Malnutrition is also soaring among pregnant and lactating mothers, posing severe health risks and well-being. Out of 23 pregnant and lactating mothers, at least 17 are malnourished, whereas of 67 children screened, 30 battle malnutrition.
“Everyone is experiencing famine. We survive by a whisker, and I fear if the situation continues, we might die,” says 65-year-old Muktar Ali, a local whose four children are battling malnutrition.
“It is sad that the drought has reduced me into a beggar, depending on donated plumpy nuts for survival of my children. It hurts to watch my children cry of hunger, yet I have nothing to feed them,” says Ali.
Ali had a herd of 500 goats, 50 camels and 20 cows, which has been swept out by the drought.
Fahim Gure, a Public Health Officer at Balambala sub-county says that malnutrition levels have hit alarming levels. He explains that malnutrition among expectant women affects development of the foetus, and poses a risk of sepsis and death.
Data at Saka Health Centre in Balambala sub-county also reveals increased cases of malnutrition, with at least 111 children in the age brackets of six months and five years being treated of malnutrition in the past one month.
Children treated with severe acute malnutrition were 33, whereas 42 pregnant and lactating mothers are on nutrition clinic.
The population facing acute food insecurity and consequently requiring humanitarian assistance increased significantly from 3.5 million in July 2022 to the current 4.4 million.
The situation is projected to further worsen during the long rains season, owing to the forecast of below normal rains.
This will further exacerbate drought conditions with the population facing acute food insecurity expected to hit 5.4 million by June 2023.
“Out of the 4.4 million people, approximately 3.6 million are in crisis, while the remaining 800,000 are in emergency,” reads a section of the report.
Counties of Turkana, Marsabit, Mandera, Wajir and Garissa have the highest proportions, with 55 per cent of the population in crisis level and above.
Further, the report notes that the population in emergency may increase further to approximately 1.2 million people, with Turkana, Marsabit, Mandera, Wajir and Garissa likely to get into emergency, if it does not rain.
Gedi says due to adverse effects of climate change, there is need for the government to come up with lasting solutions.
Among long-term solutions being addressed by Save the Children in partnership with other organisations include initiating dry land farming and supplying of water for irrigation.
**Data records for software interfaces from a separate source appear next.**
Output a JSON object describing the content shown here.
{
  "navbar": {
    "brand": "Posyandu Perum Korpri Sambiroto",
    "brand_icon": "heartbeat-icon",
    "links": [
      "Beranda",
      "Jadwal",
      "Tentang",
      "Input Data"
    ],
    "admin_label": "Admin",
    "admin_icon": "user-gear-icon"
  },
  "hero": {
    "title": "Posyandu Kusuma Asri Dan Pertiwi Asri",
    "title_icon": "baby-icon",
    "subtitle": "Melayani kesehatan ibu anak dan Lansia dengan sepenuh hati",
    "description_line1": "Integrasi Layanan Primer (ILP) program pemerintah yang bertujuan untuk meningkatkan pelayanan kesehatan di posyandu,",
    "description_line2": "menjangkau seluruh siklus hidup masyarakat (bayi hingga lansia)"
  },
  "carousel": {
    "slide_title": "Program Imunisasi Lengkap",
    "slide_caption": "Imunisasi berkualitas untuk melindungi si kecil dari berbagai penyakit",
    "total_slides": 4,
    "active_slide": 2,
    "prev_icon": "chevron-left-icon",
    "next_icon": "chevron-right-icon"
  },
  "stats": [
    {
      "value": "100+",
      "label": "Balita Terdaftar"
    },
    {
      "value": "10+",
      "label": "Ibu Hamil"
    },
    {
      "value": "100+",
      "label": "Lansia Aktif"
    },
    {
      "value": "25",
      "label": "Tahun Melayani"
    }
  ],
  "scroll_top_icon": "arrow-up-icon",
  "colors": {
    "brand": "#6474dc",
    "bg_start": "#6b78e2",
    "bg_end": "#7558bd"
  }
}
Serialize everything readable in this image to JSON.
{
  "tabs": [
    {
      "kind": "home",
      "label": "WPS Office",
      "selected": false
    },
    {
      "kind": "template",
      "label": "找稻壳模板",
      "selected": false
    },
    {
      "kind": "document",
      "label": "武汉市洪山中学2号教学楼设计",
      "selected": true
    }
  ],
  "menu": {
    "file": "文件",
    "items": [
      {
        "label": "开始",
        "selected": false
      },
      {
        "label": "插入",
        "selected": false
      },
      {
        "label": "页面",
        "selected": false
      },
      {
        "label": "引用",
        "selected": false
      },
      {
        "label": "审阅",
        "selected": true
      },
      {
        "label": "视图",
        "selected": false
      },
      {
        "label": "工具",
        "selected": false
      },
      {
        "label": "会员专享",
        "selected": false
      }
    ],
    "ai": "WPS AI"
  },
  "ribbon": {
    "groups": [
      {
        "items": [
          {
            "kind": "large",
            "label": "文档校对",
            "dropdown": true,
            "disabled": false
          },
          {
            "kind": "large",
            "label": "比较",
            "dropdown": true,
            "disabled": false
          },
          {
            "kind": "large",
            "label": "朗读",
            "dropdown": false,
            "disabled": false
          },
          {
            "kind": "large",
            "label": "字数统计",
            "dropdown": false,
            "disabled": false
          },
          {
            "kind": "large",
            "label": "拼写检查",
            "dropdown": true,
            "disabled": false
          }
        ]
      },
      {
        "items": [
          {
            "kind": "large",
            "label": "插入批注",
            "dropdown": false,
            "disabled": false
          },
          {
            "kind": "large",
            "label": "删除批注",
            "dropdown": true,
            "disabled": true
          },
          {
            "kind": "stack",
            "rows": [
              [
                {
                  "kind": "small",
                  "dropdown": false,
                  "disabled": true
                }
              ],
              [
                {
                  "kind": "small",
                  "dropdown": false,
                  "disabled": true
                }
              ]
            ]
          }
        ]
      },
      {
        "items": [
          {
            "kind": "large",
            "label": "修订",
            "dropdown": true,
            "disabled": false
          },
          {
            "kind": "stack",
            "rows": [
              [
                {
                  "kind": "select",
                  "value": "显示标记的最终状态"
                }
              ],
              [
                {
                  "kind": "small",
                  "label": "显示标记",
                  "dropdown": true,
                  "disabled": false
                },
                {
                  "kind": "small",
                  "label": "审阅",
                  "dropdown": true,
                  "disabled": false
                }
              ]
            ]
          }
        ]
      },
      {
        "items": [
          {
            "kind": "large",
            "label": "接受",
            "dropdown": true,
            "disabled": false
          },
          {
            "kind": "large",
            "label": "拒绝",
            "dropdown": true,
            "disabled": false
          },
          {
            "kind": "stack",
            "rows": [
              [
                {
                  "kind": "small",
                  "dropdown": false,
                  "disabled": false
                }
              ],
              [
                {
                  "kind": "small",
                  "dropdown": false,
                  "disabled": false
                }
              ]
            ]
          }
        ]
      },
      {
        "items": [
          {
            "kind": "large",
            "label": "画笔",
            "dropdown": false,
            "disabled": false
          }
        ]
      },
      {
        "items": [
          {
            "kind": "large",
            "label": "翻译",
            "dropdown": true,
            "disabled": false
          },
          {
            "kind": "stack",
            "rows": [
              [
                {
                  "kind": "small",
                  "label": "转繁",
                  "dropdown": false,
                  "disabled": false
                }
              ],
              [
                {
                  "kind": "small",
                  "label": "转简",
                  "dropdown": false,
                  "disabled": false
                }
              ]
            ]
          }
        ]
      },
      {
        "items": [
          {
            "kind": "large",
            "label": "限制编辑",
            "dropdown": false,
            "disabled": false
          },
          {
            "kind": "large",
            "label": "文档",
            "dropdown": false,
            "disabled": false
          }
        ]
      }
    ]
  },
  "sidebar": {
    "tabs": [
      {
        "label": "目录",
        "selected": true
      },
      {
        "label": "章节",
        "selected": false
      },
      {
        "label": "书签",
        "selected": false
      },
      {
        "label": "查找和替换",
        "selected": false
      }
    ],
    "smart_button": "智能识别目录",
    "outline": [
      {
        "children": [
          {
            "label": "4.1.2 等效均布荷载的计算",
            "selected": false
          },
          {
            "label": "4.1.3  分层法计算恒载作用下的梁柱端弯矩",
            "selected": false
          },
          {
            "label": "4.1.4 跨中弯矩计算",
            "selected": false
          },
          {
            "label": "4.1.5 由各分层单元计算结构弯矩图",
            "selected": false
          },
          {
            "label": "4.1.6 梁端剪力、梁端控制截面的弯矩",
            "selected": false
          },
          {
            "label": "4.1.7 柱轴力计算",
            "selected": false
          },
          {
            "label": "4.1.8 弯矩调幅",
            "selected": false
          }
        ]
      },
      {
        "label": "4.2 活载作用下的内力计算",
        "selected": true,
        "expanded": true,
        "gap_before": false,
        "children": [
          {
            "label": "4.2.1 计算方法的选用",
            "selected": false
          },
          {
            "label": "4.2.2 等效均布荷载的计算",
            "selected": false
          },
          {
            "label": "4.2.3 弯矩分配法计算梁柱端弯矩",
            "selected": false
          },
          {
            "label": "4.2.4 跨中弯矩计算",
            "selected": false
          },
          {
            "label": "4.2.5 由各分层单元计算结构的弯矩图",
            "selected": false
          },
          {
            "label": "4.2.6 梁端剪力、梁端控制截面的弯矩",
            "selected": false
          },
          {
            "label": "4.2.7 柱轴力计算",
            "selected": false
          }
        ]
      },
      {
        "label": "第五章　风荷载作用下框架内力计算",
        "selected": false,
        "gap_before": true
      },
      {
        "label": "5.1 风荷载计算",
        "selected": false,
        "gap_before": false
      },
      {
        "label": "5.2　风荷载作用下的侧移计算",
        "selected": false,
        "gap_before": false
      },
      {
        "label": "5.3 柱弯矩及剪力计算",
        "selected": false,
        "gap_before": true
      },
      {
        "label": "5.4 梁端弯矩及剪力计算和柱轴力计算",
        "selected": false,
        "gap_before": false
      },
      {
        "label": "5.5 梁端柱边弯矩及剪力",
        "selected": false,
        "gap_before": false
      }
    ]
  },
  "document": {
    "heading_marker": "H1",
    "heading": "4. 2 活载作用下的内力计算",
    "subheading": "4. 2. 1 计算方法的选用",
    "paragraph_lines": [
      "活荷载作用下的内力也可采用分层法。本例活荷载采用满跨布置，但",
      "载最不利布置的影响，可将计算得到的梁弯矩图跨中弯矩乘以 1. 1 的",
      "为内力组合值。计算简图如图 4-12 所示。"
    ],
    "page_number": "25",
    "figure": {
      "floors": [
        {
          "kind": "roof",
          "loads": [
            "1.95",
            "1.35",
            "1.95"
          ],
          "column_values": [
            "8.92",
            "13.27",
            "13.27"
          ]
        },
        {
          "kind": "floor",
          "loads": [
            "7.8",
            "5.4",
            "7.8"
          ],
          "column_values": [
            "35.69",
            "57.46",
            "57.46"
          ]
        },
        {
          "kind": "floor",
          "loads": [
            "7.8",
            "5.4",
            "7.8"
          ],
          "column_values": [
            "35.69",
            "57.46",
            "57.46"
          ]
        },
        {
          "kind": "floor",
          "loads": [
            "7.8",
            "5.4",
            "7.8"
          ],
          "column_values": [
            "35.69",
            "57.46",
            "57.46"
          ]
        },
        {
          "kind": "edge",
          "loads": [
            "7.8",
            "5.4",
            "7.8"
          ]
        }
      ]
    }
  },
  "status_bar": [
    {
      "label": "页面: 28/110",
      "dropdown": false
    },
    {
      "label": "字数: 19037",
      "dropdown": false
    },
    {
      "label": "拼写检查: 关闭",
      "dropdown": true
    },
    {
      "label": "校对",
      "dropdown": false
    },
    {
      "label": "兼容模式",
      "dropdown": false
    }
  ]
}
“Though locals in the country are pastoralists, we need to focus on climate change adaptation measures,” says Gedi. “We are doing a number of interventions, but it is not enough to reach more than 55 per cent of the population that suffers drought,” he added.